*428 The court of county commissioners is a court of record, of peculiar constitution. It is clothed with large powers relating to the internal government and affairs of the county, some of which are in their nature legislative, some judicial, and others administrative or executive. The court has authority "To examine, settle, and allow all accounts and claims chargeable against the county." § 12, subdiv. 4, Title 12, Code 1940. When the court has audited and allowed a claim against a county, it is the duty of the judge of probate, the keeper of the records of the court, to sign all warrants drawn upon the county depository or county treasurer. § 51, Title 12, Code 1940. The audit and allowance of claims against the county is the exercise of administrative or executive, not judicial, power. If the record should show affirmatively that the court had allowed a claim not legally chargeable to the county, the allowance of which was an excess of the authority with which the court is entrusted, the allowance would be void. But when the claim is of a character with which the county is by law chargeable, the audit and allowance creates a prima facie liability on the county, and the prima facie liability on the county imposes on the judge of probate the duty of giving the claimant a warrant on the county treasury for the amount allowed.
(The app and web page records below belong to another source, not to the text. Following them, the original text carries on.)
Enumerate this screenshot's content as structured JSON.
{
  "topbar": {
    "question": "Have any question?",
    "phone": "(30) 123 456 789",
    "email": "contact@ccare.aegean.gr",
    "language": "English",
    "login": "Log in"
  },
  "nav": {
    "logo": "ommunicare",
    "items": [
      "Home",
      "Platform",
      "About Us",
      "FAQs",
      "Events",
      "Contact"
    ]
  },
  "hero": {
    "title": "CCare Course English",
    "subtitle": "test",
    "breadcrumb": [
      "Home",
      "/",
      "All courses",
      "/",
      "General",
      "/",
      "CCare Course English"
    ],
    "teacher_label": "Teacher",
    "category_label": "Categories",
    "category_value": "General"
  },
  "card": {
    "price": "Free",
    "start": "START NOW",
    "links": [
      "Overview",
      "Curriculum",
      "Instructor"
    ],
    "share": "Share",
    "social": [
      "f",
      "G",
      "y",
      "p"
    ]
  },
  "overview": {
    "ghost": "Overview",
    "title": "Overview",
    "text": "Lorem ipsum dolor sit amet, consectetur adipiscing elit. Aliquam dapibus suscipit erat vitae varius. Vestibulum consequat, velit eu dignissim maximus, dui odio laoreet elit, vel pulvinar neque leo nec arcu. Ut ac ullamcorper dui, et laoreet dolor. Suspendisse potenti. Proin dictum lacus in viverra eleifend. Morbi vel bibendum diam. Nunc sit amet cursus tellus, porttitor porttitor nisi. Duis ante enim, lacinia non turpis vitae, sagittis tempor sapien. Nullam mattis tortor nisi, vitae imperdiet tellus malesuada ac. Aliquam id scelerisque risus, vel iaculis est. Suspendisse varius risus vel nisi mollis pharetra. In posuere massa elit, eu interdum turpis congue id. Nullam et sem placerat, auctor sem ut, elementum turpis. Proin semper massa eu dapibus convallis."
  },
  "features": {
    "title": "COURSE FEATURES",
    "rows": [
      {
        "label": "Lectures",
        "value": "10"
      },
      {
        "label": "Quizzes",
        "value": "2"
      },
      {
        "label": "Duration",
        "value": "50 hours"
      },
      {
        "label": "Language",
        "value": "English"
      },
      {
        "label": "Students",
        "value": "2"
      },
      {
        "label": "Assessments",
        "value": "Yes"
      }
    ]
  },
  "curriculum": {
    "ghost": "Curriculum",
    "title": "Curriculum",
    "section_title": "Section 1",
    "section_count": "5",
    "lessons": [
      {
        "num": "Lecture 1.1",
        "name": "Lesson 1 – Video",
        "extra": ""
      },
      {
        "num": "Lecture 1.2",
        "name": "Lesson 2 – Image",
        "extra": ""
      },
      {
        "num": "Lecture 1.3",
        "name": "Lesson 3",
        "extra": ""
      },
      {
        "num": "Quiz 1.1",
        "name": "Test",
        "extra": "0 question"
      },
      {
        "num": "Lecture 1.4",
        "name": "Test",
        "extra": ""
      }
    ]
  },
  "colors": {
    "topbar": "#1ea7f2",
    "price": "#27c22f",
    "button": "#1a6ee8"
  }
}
He is without authority to revise the action of the Commissioners Court in the allowance of the claim, as he would be without authority to revise its action in the disallowance of a claim. The duty of the probate judge is obedience to the mandate of the court, a mere ministerial duty imposed on him in his ministerial capacity as the keeper of the records of the court, in the performance of which he is without discretion. Commissioners' Court v. Moore, 53 Ala. 25; Jeffersonian Publishing Co. v. Hilliard, supra; Carnley, Judge of Probate v. Moore, 214 Ala. 114, 106 So. 604. In Jack v. Moore, 66 Ala. 184, 187, it was said: "* * * The issue of warrants on the county treasury, in payment of claims the Commissioners Court have allowed and ordered to be paid is a ministerial duty imposed on the judge of probate, in the performance of which he has no discretion, unless the order of allowance is of itself, and on its face, an absolute nullity, imposing no duty, and conferring no rights. When on its face the allowance of the claim is valid, and is the instrumentality for the payment of a claim chargeable on the county, he is without discretionhis duty is plain and simple, to issue the warrant on the county treasury, in obedience to the order of allowance; and if he refuses, the Circuit Court of the county, having a general jurisdiction and superintending power over all inferior tribunals, and officers exercising ministerial power within its territorial limits, can by mandamus compel obedience * * *" (Emphasis supplied)

We are clear to the conclusion that under the holdings of the cases above cited, paragraphs 2 and 3 of the answer set up no legitimate defensive matter to the issuance of the peremptory writ of mandamus. It follows that the trial court erred in overruling relator's demurrer to these paragraphs of the answer.

The judgment is reversed and the cause is remanded.

Reversed and remanded.

BROWN, FOSTER and LIVINGSTON, JJ., concur.